Monday, September 29, 2014

Why I Love the Legion of Super-Heroes

Legion Member: The Irredeemable Shag
Unique Power: Taunted the other Super-Bloggers into creating this blog.

Finding a favorite character or team is as much about the reader's mindset, as it is about the appeal of the characters. In my case, I found the Legion of Super-Heroes in 1989 at just the right time in my life. I was already collecting most of DC's titles, having jumped in with both feet after Crisis. At age 17, I was beginning to dip my toes into comics outside the traditional spandex and capes. I came across a pamphlet promoting the upcoming Legion of Super-Heroes relaunch.  I'd missed out on the previous run, but was certainly aware of its popularity. The pamphlet advertised this new series with copy like, “Operating in a universe where there is no more order, gathering together former comrades who have grown out of the names, Boy, Girl, Lad, Lass, and Kid, he has a new Legion to build. And if he succeeds… what can they hope to accomplish? There’s only one way to find out. Join them.”  It was exactly the kind of jumping on-board point that grabbed my interest. I mean, c'mon, what 17 year old geek isn't attracted to stories of a dystopian future. 

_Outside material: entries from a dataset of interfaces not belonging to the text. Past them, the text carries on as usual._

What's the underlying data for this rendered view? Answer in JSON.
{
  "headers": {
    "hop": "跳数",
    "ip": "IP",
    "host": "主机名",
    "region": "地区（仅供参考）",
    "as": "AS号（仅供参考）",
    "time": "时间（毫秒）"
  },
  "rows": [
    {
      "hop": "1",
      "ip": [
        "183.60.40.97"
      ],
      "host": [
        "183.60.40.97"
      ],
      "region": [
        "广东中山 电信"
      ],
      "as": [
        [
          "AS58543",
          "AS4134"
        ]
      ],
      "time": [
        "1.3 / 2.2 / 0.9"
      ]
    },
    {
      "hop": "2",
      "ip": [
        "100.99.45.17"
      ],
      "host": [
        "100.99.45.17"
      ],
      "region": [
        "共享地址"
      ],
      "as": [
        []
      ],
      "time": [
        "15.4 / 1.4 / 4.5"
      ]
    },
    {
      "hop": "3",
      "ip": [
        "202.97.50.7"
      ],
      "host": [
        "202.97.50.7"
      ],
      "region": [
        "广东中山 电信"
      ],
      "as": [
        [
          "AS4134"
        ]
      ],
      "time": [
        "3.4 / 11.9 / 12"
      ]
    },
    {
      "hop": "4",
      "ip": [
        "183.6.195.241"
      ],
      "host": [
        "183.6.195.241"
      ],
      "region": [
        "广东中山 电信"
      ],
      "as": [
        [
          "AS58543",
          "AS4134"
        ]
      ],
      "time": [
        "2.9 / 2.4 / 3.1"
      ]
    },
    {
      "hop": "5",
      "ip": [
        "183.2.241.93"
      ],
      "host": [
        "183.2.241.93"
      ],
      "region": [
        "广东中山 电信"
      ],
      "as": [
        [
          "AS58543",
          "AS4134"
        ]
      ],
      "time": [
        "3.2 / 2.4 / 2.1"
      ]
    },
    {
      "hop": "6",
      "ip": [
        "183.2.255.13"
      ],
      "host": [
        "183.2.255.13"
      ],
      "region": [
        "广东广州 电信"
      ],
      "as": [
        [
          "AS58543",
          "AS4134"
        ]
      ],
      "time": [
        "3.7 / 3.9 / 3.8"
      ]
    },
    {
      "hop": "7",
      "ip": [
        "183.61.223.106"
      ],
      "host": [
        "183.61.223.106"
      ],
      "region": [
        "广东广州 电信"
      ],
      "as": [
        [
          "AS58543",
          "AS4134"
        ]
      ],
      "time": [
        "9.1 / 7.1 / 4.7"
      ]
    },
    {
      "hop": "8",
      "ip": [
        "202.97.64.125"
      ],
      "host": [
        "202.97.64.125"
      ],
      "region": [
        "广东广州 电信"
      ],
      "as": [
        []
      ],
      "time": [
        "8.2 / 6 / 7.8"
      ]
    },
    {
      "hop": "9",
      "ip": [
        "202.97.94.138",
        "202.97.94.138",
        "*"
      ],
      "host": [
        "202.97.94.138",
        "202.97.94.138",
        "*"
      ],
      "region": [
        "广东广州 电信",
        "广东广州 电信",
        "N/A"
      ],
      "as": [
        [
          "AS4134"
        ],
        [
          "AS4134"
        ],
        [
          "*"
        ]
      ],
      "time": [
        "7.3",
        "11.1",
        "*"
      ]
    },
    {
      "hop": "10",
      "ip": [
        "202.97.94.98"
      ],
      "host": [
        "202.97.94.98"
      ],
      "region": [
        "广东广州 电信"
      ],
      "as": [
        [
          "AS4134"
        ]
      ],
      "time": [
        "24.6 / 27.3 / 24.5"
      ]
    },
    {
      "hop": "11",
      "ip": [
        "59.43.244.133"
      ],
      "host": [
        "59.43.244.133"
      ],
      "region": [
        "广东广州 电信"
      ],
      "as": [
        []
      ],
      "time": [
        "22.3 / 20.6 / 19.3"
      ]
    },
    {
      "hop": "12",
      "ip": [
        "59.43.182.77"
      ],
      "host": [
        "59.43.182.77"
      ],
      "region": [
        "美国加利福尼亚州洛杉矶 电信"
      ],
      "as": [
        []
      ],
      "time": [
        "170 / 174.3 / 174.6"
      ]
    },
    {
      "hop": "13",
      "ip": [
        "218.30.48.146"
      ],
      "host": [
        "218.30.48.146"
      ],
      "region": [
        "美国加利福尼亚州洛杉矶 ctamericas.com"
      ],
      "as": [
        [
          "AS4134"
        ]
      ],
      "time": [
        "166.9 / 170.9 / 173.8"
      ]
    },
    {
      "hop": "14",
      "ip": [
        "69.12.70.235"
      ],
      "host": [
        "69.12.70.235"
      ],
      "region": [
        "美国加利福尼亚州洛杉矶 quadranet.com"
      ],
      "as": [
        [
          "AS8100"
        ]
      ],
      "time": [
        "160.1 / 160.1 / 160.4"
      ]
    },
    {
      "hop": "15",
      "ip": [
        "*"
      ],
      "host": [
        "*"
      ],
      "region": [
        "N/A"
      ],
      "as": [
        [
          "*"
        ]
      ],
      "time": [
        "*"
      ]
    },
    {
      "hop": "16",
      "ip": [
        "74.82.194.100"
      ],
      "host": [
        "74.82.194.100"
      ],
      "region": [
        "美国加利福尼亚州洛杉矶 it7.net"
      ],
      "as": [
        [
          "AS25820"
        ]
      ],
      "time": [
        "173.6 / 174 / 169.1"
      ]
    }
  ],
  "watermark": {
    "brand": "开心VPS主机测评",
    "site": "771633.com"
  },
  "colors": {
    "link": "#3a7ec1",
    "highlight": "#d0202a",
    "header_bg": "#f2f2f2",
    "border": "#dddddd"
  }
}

I picked up the first issue and was utterly bewildered. The Legion I'd heard of was full of brightly-clad characters and goofy codenames. This issue was full of dark muted colors, sketchy art, and people with names like Rokk and Reep. I was completely confused ... and loved it! I didn't know who any of these folks were, but I had a complete collection of Who's Who and by golly I was gonna figure this out! I spent hours crawling through my Who's Who, entry-by-entry seeking Legion characters, noting their codename, real name, and planet of origin. All of this was hand-scrawled on a single sheet of paper that I kept for years. It was my Rosetta Stone to deciphering the Giffen/Bierbaum/Gordon run. Each issue I’d look up the newly reintroduced characters to better understand the story. The excitement of research and discovery helped cement my investment in these characters. 

This era of Legion is considered controversial by some fans. Love this incarnation or hate it, I think we can all agree that Keith Giffen is excellent at world-building. In just a few issues, I desperately wanted to know what happened at Venado Bay and what happened to continuity when you removed Superboy. For a more recent example, Giffen's world-building in Justice League 3000 is absolutely fascinating. I didn't expect to enjoy Justice League 3000, but I love learning more about that world as the story slowly unfolds. It's compelling! Similarly, the "Five Years Later" era launched with many questions and mysteries. I anxiously awaited each new issue. 

Many mainstream superhero comics lack a sense of excitement because month-to-month you know by the end of a story they’ll revert to the status quo. Let's face it, comics are corporate properties and there is a lot of money tied up in merchandising, so those characters must maintain the status quo. This book threw the status quo out the window! Gone were all the traditional trappings, even the team itself. The first story arc was about "getting the band back together" and had a distinct feeling that it was going somewhere. No stagnation here. Also, watching the team come back together was a joy. These were great friends seeing one another after years of adversity. The world surrounding them was bleak, yet together they believed they could make things better. While perhaps not intentional, the series managed to touch on our cultural fascination with nostalgia. Even though it hadn't actually been 5 years in publishing time, you felt the characters happiness at being reunited. It generated an artificial sense of nostalgia that I was happy to revel in. By the time the Batch SW6 Legionnaires arrived, I was primed for classic style adventures with these characters.

Once Zero Hour brought “my Legion” to an end, I drifted away. I stopped by and visited the 30th (later 31st) century from time to time, checking on my old friends. It was always pleasant to hang with the reboot or threeboot versions, but there is something about your first love. Give me scratchy Keith Giffen art, powerless Rokk Krinn, private detective Celeste Rockfish, journalist Devlin O'Ryan, and Furball any day.

Long Live the Legion!


  1. Thanks for this post, as one of the dialoguers on the 5YL series, it's very interesting to hear the memories of exactly the kind of new reader we were hoping to bring into the Legion fold with this run of the book.

  2. Tom Bierbaum visiting the site! Unbelievable!